Posted on December 12th 2012
The Nielsen 2012 State of Social Media report was released earlier last week. I previously went over the report’s findings about the largest social networks of 2012. The report also contains some interesting information about advertising on social media and what it means for consumers.
Consumer Sentiment towards Social Media Advertising
Nielsen found a surprising statistic about consumer sentiment towards social media advertising. Nearly one-third of users believe that ads on social media sites are more annoying than other ads online. Social media isn’t supposed to be annoying. It’s supposed to be meaningful.
There are a few things this statistic tells me. Number one is social integration. In an attempt to make advertising more social, many social networking sites “hide” advertising within other content. An example of this is promoted trends on Twitter. These ad units are tied into other trends and tweets on Twitter. To some consumers, this might appear to be deceptive. The result is an annoyance and distrust of the brand advertising, when it should in fact be upon the social network.

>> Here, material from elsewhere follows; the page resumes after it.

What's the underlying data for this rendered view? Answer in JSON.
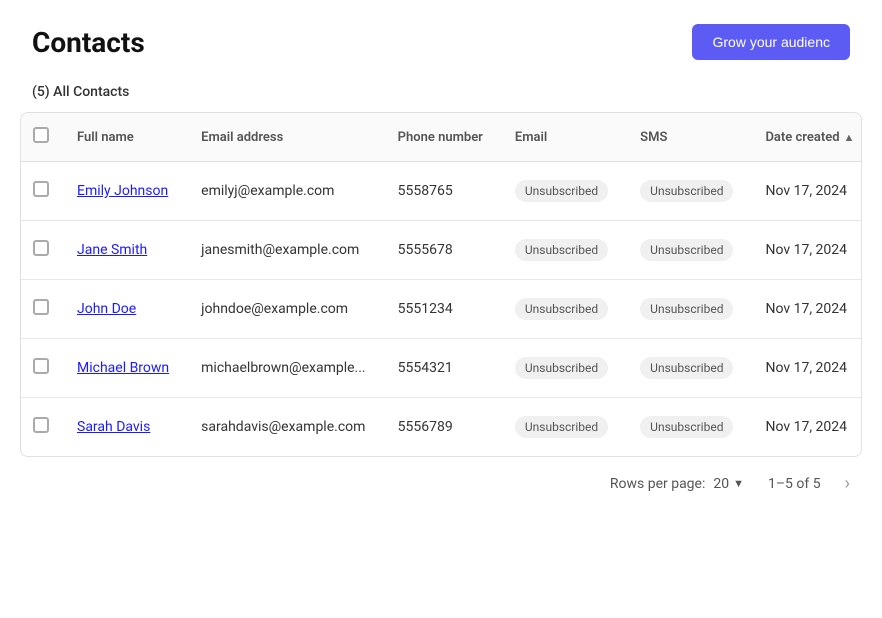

This number also tells me some businesses aren’t using social media advertising correctly. Many social media platforms offer robust targeting options to their advertising. The goal is to display the right ads to the right people. Many businesses fail at this, and the result is irrelevant and sometimes irritating ads. It becomes frustrating when you see an ad in a language you don’t speak, an area you don’t live in (I’ve had ads for NYC bars in Facebook), and when the ads surely shouldn’t be targeting someone your age. Businesses can avoid this frustration by developing targeting strategies that make sense.
Finally, there is the aspect of spam and quality businesses advertising. For example, I have noticed a big drop in quality brands advertising on Facebook. The more lesser quality businesses advertising on a site, the less likely consumers will find these ads trustworthy and relate able. The result is a drop in engagement and an increase in frustration. It’s up to social media sites to develop ways to increase the quality of ads being served on their own sites.
Consumer Actions after Seeing Social Media Advertising
The study also digs into consumer actions after seeing social media advertising. Nielsen found that after seeing social ads:
- 15% shared the ads
- 26% liked the ads
- 14% purchased the product
Though noting that these percentages are not actual share/like rates, these actions are still proof that social media advertising works and helps drive sales. Remember that those who like Pages after seeing ads get future brand content in their newsfeed. This organic content will only further the brand’s messaging and is where I believe the true bread and butter of social media marketing lies.
Influence of Social Media Advertising
Nielsen discovered organic and organic-like posts on social media continue to have a greater influence on consumers. 26% of users are more likely to pay attention to an ad posted by a friend. In this instance, we’re talking about advertising such as Sponsored Stories on Facebook. These ad units display content in a more social manner, listening a user’s friend’s name in the ad. An example would be “Mary likes Nike.” Consumers see this content as more trustworthy, thinking “I value Mary’s opinion about Nike, so I’m going to like Nike’s page, too.” Social networks must create paid media that connects with social connections to make advertising more effective and relevant to users. At the same time, they cannot be deceptive and place too much paid media within organic content.
Overall, the Nielsen study shows that social media advertising can be effective. However, care must be made to ensure consumer sentiment towards these ads remains positive. As more and more brands take the plunge into social media advertising, it will become increasingly important to ensure ad placements, ad types, and ad targeting appears legitimate and applicable to the targeted consumers.
- Bryan Nagy